Saturday, Hubby and I headed off to Minnesota to attend the Renaissance Festival for the umpteenth time. I was going to look back through my records and see just how many times I’ve been there, but you’ll have to trust me – it’s somewhere between seven and twelve. I think I am going to have to keep going to it and continue writing about it until I remember how to spell it. Renasaince? No. Reneasunce? No. Renasanince? No. Didn’t you already try it that way? Don’t know what I would do without spell check.

Sunday morning we woke up bright and early in our dumpy hotel room in Chaska, Minnesota, jumped in the car and off we went. We hadn’t come up on the Festival Grounds from Chaska before, so as we were heading to the usual route a sign popped up pointing us in a different direction. I was naturally nervous, coz that’s what I do – fret over everything.

We ended up at the Queen’s Gate instead of the King’s Gate. Worked out all right I guess, as we parked three rows from the gate and there were easily a thousand less people waiting to get in this gate as opposed to the main gate.
 I love all the buildings throughout the grounds. So cool. 
 Here are the King and the Queen, with their random servants. A little different from kings and queens of today, except maybe for the entourage.
 I love this picture of the Queen with this adorable little girl.  
 These guys are the Danger Committee. Reynaldo, Bald Guy and Other Guy. Hysterical.
 And talented.
 Crazy guys too.
 More of the fascinating buildings.
 Met a new friend. He is a native of Minnesota and quite a sweetie.
 The full-armor joust is always cool, even if it is totally staged.
 Whatcha gonna do. Try to get the best pictures you can, I guess.
 Like this one. Look at those horses’s hooves off the ground. Thank you again to the Hubby for my camera.
 Last thing before we left, we went through the Fairy Garden.

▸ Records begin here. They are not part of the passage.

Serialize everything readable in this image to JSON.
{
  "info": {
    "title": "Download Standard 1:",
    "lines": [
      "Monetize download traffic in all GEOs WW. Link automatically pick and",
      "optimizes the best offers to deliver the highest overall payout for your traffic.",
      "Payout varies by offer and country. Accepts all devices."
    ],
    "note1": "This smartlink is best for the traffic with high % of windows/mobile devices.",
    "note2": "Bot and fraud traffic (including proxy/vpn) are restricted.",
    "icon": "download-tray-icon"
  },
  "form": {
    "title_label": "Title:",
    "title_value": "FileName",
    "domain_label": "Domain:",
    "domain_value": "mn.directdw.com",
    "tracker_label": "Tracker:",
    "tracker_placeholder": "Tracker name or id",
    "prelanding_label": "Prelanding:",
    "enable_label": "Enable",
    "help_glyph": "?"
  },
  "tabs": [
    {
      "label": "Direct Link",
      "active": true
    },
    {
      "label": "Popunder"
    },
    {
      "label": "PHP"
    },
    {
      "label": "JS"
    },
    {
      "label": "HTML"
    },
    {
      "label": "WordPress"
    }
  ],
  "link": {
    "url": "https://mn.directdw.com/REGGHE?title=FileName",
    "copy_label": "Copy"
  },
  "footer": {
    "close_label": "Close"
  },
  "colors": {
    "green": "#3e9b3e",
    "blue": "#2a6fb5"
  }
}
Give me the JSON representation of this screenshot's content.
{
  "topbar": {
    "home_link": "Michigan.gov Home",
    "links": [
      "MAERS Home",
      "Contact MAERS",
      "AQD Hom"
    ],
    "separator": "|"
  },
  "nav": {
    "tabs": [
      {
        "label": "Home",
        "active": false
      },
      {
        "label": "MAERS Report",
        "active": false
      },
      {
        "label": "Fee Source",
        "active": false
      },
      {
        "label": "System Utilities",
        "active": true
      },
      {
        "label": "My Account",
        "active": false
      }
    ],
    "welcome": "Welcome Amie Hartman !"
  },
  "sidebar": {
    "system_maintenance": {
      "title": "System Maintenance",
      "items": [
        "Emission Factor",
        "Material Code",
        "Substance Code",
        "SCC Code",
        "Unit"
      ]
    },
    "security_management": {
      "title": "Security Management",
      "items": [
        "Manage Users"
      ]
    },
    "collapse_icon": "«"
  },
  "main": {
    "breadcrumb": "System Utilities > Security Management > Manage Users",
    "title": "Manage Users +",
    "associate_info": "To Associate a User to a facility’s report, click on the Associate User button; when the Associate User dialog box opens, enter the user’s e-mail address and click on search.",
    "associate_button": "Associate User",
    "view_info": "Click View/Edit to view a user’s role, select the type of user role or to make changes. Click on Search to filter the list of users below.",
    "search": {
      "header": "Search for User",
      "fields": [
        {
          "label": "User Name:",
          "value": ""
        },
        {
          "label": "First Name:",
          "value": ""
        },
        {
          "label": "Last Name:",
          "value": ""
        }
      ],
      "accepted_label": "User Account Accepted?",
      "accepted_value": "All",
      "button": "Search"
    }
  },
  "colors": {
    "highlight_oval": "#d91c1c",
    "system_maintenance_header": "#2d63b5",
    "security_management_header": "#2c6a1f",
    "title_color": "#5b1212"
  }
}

  A calming place. 
 But didn’t relax me quite this much. But close.
Next time, I’ll be posting here about our trip down the road from there.